## Dataset rows for apps and sites
*-*-*

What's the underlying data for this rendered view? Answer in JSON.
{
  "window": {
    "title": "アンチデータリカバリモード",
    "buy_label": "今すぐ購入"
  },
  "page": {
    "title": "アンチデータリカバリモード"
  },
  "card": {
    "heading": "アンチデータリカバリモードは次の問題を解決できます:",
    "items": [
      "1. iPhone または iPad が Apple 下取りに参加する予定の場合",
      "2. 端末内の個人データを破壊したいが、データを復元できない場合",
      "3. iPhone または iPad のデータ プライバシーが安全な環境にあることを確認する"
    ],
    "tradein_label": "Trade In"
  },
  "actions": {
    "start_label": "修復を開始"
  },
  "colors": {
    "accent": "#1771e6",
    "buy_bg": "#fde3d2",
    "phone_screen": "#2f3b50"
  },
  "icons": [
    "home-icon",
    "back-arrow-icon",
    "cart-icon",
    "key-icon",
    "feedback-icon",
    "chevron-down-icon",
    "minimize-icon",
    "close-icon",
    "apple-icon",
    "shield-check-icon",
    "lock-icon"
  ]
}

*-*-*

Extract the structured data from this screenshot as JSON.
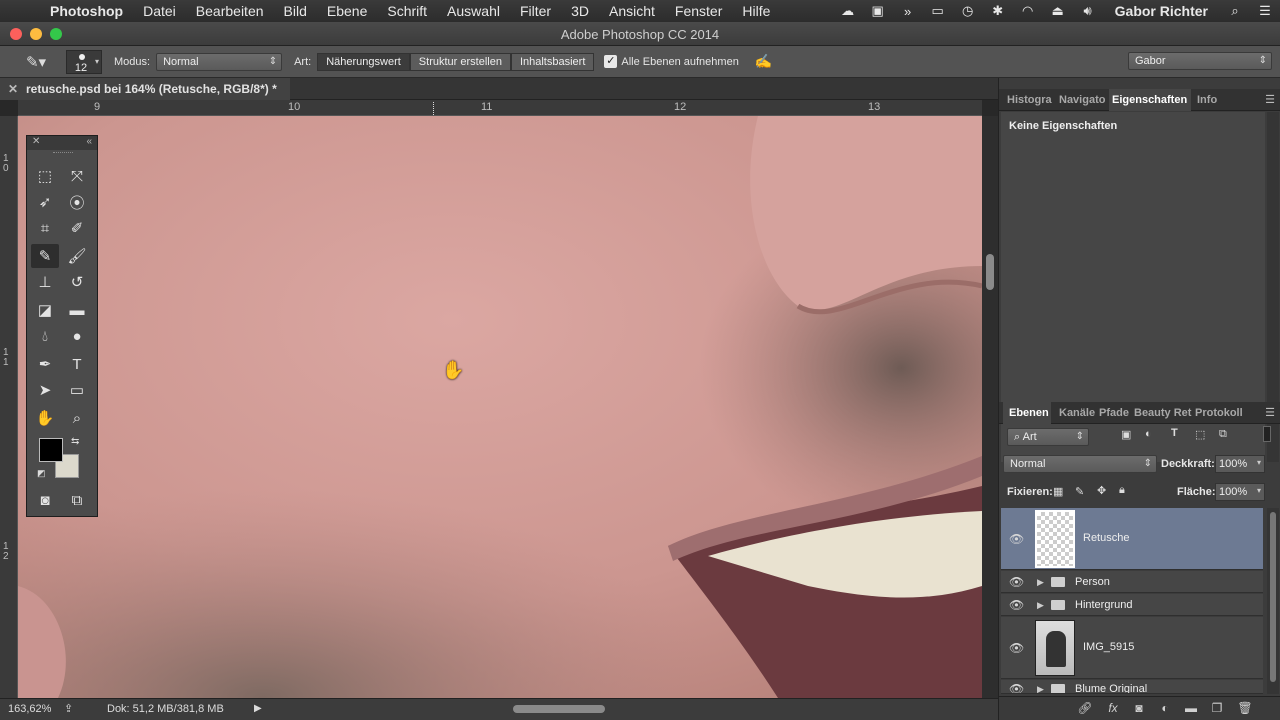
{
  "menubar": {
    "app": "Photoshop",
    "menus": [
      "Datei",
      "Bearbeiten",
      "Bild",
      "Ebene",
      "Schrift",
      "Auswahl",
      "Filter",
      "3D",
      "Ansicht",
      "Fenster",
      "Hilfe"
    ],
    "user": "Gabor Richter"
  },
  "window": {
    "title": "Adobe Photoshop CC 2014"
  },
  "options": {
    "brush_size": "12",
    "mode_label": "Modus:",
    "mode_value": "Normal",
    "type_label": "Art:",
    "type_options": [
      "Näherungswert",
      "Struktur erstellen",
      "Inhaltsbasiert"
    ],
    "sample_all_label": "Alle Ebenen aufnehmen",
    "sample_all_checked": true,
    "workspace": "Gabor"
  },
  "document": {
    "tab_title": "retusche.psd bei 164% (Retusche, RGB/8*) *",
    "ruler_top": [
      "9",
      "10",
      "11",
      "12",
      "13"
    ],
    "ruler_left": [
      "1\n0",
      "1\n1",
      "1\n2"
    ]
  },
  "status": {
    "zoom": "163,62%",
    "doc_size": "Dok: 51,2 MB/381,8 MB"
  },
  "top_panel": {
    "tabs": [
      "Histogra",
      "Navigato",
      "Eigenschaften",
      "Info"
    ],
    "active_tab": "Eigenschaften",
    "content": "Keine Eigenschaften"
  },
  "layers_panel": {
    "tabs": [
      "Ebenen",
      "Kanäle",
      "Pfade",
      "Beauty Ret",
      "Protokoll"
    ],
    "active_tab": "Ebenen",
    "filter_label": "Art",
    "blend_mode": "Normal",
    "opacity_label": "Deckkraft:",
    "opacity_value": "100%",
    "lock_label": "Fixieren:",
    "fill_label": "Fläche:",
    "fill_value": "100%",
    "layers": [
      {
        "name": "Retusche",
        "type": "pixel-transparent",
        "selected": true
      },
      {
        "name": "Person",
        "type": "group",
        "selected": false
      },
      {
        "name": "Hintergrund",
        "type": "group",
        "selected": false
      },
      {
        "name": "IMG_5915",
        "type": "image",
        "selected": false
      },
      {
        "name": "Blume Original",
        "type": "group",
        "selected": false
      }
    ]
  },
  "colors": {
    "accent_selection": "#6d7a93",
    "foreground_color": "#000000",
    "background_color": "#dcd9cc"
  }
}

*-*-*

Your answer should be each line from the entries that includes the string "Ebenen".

## RESPONSE AREA
    "sample_all_label": "Alle Ebenen aufnehmen",
      "Ebenen",
    "active_tab": "Ebenen",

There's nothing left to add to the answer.